# TASK DESCRIPTION
Could you repeat every record below exactly as written?

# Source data
:::::

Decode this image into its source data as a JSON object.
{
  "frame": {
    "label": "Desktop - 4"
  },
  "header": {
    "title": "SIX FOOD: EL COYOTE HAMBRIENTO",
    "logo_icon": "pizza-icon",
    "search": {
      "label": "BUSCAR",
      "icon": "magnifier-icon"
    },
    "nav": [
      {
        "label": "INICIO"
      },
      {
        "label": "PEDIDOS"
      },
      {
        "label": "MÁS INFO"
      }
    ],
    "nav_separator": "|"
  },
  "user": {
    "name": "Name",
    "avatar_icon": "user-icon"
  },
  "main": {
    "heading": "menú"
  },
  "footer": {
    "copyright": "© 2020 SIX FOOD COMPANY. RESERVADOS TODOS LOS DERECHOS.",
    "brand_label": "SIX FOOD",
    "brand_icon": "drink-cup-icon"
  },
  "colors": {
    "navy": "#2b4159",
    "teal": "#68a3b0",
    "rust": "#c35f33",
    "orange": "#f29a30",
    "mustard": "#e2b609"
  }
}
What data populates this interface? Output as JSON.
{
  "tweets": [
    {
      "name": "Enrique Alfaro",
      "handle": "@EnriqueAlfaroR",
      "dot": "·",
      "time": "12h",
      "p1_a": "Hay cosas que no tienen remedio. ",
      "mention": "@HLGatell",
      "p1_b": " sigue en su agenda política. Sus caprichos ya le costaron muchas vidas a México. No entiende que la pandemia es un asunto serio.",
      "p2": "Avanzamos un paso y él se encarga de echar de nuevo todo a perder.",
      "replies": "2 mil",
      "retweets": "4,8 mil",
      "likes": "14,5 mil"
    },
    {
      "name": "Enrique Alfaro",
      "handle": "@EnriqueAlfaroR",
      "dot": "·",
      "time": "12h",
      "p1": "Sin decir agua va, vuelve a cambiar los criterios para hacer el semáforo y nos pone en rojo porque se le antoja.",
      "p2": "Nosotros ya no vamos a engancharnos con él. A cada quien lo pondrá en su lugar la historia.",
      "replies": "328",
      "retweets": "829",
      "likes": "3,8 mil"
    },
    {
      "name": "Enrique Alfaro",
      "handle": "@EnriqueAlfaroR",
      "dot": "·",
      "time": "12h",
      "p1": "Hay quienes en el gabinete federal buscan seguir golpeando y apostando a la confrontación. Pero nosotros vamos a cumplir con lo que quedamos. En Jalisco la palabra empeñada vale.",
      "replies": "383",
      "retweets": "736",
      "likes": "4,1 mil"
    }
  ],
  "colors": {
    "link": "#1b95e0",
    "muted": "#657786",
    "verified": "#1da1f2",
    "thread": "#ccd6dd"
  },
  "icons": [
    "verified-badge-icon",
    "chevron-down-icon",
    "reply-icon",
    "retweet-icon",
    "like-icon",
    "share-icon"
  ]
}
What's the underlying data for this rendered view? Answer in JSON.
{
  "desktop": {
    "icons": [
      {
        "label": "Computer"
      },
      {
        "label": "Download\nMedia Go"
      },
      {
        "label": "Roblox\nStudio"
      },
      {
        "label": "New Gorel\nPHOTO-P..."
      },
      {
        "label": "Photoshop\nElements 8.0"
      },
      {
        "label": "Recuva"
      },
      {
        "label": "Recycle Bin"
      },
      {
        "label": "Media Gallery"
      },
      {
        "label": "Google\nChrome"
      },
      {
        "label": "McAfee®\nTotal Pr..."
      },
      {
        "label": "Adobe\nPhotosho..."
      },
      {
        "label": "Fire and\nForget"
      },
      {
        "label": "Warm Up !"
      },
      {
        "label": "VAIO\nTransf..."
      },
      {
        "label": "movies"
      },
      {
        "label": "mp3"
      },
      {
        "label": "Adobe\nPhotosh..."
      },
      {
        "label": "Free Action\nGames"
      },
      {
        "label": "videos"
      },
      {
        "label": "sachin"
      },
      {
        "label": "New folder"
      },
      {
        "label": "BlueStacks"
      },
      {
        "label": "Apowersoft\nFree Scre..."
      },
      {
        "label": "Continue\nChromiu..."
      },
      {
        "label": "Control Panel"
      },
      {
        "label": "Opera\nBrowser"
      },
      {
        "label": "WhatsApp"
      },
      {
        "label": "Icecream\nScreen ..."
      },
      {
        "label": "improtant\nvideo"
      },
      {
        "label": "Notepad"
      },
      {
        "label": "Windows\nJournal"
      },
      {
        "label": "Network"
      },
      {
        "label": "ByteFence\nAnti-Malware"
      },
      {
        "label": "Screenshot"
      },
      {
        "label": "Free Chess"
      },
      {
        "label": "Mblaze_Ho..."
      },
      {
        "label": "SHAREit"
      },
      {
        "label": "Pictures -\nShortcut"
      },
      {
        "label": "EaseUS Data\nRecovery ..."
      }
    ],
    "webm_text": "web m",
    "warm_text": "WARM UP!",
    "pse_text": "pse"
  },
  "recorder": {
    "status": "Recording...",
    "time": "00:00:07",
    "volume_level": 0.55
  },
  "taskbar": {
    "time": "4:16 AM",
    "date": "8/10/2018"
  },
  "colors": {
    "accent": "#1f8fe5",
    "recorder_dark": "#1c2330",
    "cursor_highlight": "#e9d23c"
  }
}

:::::

# TASK ANSWER
Decode this image into its source data as a JSON object.
{
  "frame": {
    "label": "Desktop - 4"
  },
  "header": {
    "title": "SIX FOOD: EL COYOTE HAMBRIENTO",
    "logo_icon": "pizza-icon",
    "search": {
      "label": "BUSCAR",
      "icon": "magnifier-icon"
    },
    "nav": [
      {
        "label": "INICIO"
      },
      {
        "label": "PEDIDOS"
      },
      {
        "label": "MÁS INFO"
      }
    ],
    "nav_separator": "|"
  },
  "user": {
    "name": "Name",
    "avatar_icon": "user-icon"
  },
  "main": {
    "heading": "menú"
  },
  "footer": {
    "copyright": "© 2020 SIX FOOD COMPANY. RESERVADOS TODOS LOS DERECHOS.",
    "brand_label": "SIX FOOD",
    "brand_icon": "drink-cup-icon"
  },
  "colors": {
    "navy": "#2b4159",
    "teal": "#68a3b0",
    "rust": "#c35f33",
    "orange": "#f29a30",
    "mustard": "#e2b609"
  }
}
What data populates this interface? Output as JSON.
{
  "tweets": [
    {
      "name": "Enrique Alfaro",
      "handle": "@EnriqueAlfaroR",
      "dot": "·",
      "time": "12h",
      "p1_a": "Hay cosas que no tienen remedio. ",
      "mention": "@HLGatell",
      "p1_b": " sigue en su agenda política. Sus caprichos ya le costaron muchas vidas a México. No entiende que la pandemia es un asunto serio.",
      "p2": "Avanzamos un paso y él se encarga de echar de nuevo todo a perder.",
      "replies": "2 mil",
      "retweets": "4,8 mil",
      "likes": "14,5 mil"
    },
    {
      "name": "Enrique Alfaro",
      "handle": "@EnriqueAlfaroR",
      "dot": "·",
      "time": "12h",
      "p1": "Sin decir agua va, vuelve a cambiar los criterios para hacer el semáforo y nos pone en rojo porque se le antoja.",
      "p2": "Nosotros ya no vamos a engancharnos con él. A cada quien lo pondrá en su lugar la historia.",
      "replies": "328",
      "retweets": "829",
      "likes": "3,8 mil"
    },
    {
      "name": "Enrique Alfaro",
      "handle": "@EnriqueAlfaroR",
      "dot": "·",
      "time": "12h",
      "p1": "Hay quienes en el gabinete federal buscan seguir golpeando y apostando a la confrontación. Pero nosotros vamos a cumplir con lo que quedamos. En Jalisco la palabra empeñada vale.",
      "replies": "383",
      "retweets": "736",
      "likes": "4,1 mil"
    }
  ],
  "colors": {
    "link": "#1b95e0",
    "muted": "#657786",
    "verified": "#1da1f2",
    "thread": "#ccd6dd"
  },
  "icons": [
    "verified-badge-icon",
    "chevron-down-icon",
    "reply-icon",
    "retweet-icon",
    "like-icon",
    "share-icon"
  ]
}
What's the underlying data for this rendered view? Answer in JSON.
{
  "desktop": {
    "icons": [
      {
        "label": "Computer"
      },
      {
        "label": "Download\nMedia Go"
      },
      {
        "label": "Roblox\nStudio"
      },
      {
        "label": "New Gorel\nPHOTO-P..."
      },
      {
        "label": "Photoshop\nElements 8.0"
      },
      {
        "label": "Recuva"
      },
      {
        "label": "Recycle Bin"
      },
      {
        "label": "Media Gallery"
      },
      {
        "label": "Google\nChrome"
      },
      {
        "label": "McAfee®\nTotal Pr..."
      },
      {
        "label": "Adobe\nPhotosho..."
      },
      {
        "label": "Fire and\nForget"
      },
      {
        "label": "Warm Up !"
      },
      {
        "label": "VAIO\nTransf..."
      },
      {
        "label": "movies"
      },
      {
        "label": "mp3"
      },
      {
        "label": "Adobe\nPhotosh..."
      },
      {
        "label": "Free Action\nGames"
      },
      {
        "label": "videos"
      },
      {
        "label": "sachin"
      },
      {
        "label": "New folder"
      },
      {
        "label": "BlueStacks"
      },
      {
        "label": "Apowersoft\nFree Scre..."
      },
      {
        "label": "Continue\nChromiu..."
      },
      {
        "label": "Control Panel"
      },
      {
        "label": "Opera\nBrowser"
      },
      {
        "label": "WhatsApp"
      },
      {
        "label": "Icecream\nScreen ..."
      },
      {
        "label": "improtant\nvideo"
      },
      {
        "label": "Notepad"
      },
      {
        "label": "Windows\nJournal"
      },
      {
        "label": "Network"
      },
      {
        "label": "ByteFence\nAnti-Malware"
      },
      {
        "label": "Screenshot"
      },
      {
        "label": "Free Chess"
      },
      {
        "label": "Mblaze_Ho..."
      },
      {
        "label": "SHAREit"
      },
      {
        "label": "Pictures -\nShortcut"
      },
      {
        "label": "EaseUS Data\nRecovery ..."
      }
    ],
    "webm_text": "web m",
    "warm_text": "WARM UP!",
    "pse_text": "pse"
  },
  "recorder": {
    "status": "Recording...",
    "time": "00:00:07",
    "volume_level": 0.55
  },
  "taskbar": {
    "time": "4:16 AM",
    "date": "8/10/2018"
  },
  "colors": {
    "accent": "#1f8fe5",
    "recorder_dark": "#1c2330",
    "cursor_highlight": "#e9d23c"
  }
}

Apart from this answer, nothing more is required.